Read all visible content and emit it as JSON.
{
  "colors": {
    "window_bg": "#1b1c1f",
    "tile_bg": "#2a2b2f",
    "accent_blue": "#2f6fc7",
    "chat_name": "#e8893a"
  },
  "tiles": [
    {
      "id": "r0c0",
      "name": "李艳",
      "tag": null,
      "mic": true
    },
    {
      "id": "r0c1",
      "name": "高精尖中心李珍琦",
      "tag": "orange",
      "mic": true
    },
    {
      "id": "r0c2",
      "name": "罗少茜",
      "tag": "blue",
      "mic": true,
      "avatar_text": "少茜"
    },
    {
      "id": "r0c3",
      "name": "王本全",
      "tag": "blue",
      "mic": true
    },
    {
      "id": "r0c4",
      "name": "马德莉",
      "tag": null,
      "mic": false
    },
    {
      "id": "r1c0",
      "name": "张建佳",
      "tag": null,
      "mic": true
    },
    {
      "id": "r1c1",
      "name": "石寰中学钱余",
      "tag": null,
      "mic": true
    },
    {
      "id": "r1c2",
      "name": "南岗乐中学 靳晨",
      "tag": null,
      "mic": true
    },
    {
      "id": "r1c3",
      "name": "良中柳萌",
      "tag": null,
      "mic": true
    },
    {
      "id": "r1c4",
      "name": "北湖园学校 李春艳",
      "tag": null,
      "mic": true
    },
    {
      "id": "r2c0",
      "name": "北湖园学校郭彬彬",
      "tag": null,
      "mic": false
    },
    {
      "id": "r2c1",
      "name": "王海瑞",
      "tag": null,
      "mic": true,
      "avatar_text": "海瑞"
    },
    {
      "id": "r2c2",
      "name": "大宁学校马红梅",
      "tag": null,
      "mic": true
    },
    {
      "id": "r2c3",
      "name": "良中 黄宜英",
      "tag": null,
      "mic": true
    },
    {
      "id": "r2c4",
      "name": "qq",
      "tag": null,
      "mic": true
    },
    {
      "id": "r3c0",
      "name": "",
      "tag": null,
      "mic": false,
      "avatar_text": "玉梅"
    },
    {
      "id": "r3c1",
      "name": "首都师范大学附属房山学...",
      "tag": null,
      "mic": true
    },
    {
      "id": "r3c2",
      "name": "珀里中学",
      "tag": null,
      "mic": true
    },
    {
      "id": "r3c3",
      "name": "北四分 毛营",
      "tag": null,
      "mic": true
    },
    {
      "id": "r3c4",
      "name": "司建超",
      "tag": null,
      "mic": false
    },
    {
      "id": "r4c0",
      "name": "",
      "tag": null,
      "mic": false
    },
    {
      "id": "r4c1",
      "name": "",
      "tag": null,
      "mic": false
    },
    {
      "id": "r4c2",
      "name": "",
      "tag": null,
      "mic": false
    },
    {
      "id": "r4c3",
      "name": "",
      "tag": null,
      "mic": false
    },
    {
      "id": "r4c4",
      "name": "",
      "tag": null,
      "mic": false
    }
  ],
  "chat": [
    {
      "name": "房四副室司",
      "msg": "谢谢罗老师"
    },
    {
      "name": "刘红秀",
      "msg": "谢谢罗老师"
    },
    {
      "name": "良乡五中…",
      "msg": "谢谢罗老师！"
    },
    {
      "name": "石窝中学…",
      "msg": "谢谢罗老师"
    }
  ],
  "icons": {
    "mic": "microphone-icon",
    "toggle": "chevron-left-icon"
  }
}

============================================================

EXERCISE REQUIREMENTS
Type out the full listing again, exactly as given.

SOLUTION FOR THIS PROBLEM
Read all visible content and emit it as JSON.
{
  "colors": {
    "window_bg": "#1b1c1f",
    "tile_bg": "#2a2b2f",
    "accent_blue": "#2f6fc7",
    "chat_name": "#e8893a"
  },
  "tiles": [
    {
      "id": "r0c0",
      "name": "李艳",
      "tag": null,
      "mic": true
    },
    {
      "id": "r0c1",
      "name": "高精尖中心李珍琦",
      "tag": "orange",
      "mic": true
    },
    {
      "id": "r0c2",
      "name": "罗少茜",
      "tag": "blue",
      "mic": true,
      "avatar_text": "少茜"
    },
    {
      "id": "r0c3",
      "name": "王本全",
      "tag": "blue",
      "mic": true
    },
    {
      "id": "r0c4",
      "name": "马德莉",
      "tag": null,
      "mic": false
    },
    {
      "id": "r1c0",
      "name": "张建佳",
      "tag": null,
      "mic": true
    },
    {
      "id": "r1c1",
      "name": "石寰中学钱余",
      "tag": null,
      "mic": true
    },
    {
      "id": "r1c2",
      "name": "南岗乐中学 靳晨",
      "tag": null,
      "mic": true
    },
    {
      "id": "r1c3",
      "name": "良中柳萌",
      "tag": null,
      "mic": true
    },
    {
      "id": "r1c4",
      "name": "北湖园学校 李春艳",
      "tag": null,
      "mic": true
    },
    {
      "id": "r2c0",
      "name": "北湖园学校郭彬彬",
      "tag": null,
      "mic": false
    },
    {
      "id": "r2c1",
      "name": "王海瑞",
      "tag": null,
      "mic": true,
      "avatar_text": "海瑞"
    },
    {
      "id": "r2c2",
      "name": "大宁学校马红梅",
      "tag": null,
      "mic": true
    },
    {
      "id": "r2c3",
      "name": "良中 黄宜英",
      "tag": null,
      "mic": true
    },
    {
      "id": "r2c4",
      "name": "qq",
      "tag": null,
      "mic": true
    },
    {
      "id": "r3c0",
      "name": "",
      "tag": null,
      "mic": false,
      "avatar_text": "玉梅"
    },
    {
      "id": "r3c1",
      "name": "首都师范大学附属房山学...",
      "tag": null,
      "mic": true
    },
    {
      "id": "r3c2",
      "name": "珀里中学",
      "tag": null,
      "mic": true
    },
    {
      "id": "r3c3",
      "name": "北四分 毛营",
      "tag": null,
      "mic": true
    },
    {
      "id": "r3c4",
      "name": "司建超",
      "tag": null,
      "mic": false
    },
    {
      "id": "r4c0",
      "name": "",
      "tag": null,
      "mic": false
    },
    {
      "id": "r4c1",
      "name": "",
      "tag": null,
      "mic": false
    },
    {
      "id": "r4c2",
      "name": "",
      "tag": null,
      "mic": false
    },
    {
      "id": "r4c3",
      "name": "",
      "tag": null,
      "mic": false
    },
    {
      "id": "r4c4",
      "name": "",
      "tag": null,
      "mic": false
    }
  ],
  "chat": [
    {
      "name": "房四副室司",
      "msg": "谢谢罗老师"
    },
    {
      "name": "刘红秀",
      "msg": "谢谢罗老师"
    },
    {
      "name": "良乡五中…",
      "msg": "谢谢罗老师！"
    },
    {
      "name": "石窝中学…",
      "msg": "谢谢罗老师"
    }
  ],
  "icons": {
    "mic": "microphone-icon",
    "toggle": "chevron-left-icon"
  }
}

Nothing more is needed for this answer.